──────── THE DATA

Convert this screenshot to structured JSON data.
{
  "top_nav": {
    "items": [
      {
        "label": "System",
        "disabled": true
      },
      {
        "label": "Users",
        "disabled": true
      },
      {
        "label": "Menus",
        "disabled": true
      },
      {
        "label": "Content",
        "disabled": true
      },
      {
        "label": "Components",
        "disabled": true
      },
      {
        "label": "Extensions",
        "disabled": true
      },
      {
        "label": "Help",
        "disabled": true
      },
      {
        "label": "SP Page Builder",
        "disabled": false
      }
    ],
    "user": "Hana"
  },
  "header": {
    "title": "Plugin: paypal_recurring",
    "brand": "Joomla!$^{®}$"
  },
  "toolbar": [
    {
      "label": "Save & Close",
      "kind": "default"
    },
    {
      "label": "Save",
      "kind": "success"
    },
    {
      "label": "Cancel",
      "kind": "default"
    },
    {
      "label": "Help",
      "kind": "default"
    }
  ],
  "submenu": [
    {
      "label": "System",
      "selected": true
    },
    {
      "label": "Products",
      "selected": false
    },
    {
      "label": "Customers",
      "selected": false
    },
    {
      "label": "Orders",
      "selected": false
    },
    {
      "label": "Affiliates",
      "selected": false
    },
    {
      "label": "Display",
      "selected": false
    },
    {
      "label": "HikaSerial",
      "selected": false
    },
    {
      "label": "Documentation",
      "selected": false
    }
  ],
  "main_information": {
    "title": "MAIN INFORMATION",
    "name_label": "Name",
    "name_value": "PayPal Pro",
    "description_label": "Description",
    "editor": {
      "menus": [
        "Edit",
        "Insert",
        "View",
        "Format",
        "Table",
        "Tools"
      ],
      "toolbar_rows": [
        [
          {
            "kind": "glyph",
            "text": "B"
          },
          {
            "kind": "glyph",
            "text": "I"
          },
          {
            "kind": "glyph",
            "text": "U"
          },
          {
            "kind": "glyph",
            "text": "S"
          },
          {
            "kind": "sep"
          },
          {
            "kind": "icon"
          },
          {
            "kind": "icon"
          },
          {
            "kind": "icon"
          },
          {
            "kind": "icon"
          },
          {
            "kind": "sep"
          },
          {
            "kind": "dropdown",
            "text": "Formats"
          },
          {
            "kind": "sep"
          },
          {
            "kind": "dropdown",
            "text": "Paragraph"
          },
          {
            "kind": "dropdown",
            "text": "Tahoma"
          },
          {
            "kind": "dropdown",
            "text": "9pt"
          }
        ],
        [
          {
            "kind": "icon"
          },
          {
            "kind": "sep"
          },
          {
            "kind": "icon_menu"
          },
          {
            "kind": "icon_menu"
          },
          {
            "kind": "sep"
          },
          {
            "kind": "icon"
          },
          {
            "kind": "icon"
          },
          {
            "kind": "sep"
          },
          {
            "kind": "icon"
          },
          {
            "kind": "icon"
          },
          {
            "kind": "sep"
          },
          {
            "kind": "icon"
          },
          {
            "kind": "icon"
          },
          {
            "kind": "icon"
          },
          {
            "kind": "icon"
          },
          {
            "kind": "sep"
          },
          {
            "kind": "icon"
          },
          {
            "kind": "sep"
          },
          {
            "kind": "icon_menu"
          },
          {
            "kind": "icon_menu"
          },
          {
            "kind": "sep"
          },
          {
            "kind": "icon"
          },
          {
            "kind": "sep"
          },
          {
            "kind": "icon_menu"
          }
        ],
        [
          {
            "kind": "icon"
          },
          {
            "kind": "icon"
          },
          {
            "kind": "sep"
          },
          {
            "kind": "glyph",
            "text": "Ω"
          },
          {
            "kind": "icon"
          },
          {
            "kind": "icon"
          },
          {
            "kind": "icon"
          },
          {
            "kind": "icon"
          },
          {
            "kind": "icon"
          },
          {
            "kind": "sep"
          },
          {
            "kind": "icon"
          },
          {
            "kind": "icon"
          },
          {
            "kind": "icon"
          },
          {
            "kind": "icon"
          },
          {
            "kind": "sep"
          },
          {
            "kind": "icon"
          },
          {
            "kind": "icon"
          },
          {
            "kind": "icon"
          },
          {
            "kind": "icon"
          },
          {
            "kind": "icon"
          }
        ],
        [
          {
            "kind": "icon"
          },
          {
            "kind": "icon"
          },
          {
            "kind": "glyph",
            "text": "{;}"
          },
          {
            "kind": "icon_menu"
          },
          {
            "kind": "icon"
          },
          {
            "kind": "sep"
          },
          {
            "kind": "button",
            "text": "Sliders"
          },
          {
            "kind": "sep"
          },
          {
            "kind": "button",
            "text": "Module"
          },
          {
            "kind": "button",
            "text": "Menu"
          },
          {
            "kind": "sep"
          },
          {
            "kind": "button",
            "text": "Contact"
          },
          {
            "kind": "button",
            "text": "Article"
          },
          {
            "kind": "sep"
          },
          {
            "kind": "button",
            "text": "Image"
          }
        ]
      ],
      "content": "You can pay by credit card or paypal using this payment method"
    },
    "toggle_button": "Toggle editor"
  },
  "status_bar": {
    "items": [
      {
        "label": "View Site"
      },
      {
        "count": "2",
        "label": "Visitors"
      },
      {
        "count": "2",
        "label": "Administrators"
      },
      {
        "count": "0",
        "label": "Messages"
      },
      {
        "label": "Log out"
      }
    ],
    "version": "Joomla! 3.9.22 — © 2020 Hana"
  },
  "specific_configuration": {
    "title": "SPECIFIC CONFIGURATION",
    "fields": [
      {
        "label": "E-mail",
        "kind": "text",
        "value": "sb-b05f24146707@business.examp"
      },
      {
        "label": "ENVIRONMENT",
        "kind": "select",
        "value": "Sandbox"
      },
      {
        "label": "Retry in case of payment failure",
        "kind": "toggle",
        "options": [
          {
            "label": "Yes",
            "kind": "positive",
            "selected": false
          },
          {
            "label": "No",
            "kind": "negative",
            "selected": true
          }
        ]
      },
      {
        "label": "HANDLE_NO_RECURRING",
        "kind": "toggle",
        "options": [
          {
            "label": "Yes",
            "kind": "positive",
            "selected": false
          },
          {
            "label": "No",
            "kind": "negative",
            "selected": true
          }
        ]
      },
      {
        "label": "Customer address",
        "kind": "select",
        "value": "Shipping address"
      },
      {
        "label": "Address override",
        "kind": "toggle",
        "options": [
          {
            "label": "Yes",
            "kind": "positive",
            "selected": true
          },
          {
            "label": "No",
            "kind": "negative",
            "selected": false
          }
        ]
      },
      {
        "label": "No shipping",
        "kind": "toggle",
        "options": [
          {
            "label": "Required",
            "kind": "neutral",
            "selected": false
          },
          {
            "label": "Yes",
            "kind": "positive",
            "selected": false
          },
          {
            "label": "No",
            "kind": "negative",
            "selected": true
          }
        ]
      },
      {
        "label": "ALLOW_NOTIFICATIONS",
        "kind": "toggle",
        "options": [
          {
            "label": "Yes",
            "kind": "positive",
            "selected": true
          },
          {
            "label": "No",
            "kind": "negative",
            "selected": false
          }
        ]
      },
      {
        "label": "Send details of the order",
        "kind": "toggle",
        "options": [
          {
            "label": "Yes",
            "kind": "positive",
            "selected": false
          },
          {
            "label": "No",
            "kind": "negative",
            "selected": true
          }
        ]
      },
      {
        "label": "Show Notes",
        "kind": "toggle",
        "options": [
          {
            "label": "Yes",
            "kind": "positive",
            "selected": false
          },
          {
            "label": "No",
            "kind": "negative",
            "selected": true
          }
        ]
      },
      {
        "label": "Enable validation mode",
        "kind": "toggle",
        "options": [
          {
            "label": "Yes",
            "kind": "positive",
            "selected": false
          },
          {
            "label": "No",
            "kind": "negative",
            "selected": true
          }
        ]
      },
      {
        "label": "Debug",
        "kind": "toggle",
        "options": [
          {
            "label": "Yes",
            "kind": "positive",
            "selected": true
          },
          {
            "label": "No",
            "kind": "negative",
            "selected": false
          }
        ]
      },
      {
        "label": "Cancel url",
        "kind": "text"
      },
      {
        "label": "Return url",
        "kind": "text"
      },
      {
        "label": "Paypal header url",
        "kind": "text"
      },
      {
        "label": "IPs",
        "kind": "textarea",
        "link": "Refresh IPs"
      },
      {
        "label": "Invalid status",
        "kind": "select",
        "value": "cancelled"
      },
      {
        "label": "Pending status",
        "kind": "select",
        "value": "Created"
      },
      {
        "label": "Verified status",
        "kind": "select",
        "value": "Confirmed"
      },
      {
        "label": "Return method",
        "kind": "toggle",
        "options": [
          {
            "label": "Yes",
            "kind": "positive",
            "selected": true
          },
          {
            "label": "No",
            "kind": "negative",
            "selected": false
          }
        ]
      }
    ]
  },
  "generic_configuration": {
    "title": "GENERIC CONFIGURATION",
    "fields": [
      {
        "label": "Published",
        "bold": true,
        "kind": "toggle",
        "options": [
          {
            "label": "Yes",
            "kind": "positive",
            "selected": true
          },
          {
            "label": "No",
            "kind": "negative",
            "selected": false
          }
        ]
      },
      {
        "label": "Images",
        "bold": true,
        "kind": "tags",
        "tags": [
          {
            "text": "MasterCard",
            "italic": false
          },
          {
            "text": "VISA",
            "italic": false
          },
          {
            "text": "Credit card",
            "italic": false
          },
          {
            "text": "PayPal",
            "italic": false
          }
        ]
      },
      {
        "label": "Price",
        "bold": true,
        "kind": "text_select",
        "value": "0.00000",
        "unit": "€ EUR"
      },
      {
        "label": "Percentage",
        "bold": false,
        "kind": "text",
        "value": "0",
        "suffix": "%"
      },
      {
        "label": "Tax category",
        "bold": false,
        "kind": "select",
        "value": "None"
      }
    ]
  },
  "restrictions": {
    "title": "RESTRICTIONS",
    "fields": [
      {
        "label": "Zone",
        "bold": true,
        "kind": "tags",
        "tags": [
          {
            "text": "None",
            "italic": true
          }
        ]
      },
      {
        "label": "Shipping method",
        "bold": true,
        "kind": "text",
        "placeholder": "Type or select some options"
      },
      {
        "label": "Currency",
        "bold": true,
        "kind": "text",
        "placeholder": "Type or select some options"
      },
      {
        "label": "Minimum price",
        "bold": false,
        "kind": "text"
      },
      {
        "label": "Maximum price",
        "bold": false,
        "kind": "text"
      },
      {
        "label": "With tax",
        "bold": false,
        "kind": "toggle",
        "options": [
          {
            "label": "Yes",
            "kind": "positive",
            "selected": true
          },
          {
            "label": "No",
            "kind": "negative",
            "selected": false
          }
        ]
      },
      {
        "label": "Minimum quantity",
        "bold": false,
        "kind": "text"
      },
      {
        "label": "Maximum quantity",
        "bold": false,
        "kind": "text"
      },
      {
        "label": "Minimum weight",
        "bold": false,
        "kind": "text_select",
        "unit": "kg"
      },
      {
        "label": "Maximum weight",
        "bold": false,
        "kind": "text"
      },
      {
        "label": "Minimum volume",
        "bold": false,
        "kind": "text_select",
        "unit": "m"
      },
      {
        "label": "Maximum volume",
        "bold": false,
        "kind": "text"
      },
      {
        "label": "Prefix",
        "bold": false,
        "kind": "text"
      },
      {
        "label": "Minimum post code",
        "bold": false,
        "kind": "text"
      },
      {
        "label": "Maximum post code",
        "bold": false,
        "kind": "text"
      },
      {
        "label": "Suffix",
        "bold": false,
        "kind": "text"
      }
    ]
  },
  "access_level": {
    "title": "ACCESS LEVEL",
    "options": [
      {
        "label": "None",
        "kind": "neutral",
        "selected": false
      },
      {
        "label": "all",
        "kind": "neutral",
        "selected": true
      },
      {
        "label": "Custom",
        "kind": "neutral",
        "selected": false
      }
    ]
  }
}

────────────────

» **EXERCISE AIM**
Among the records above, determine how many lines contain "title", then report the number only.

» **YOUR RESPONSE**
6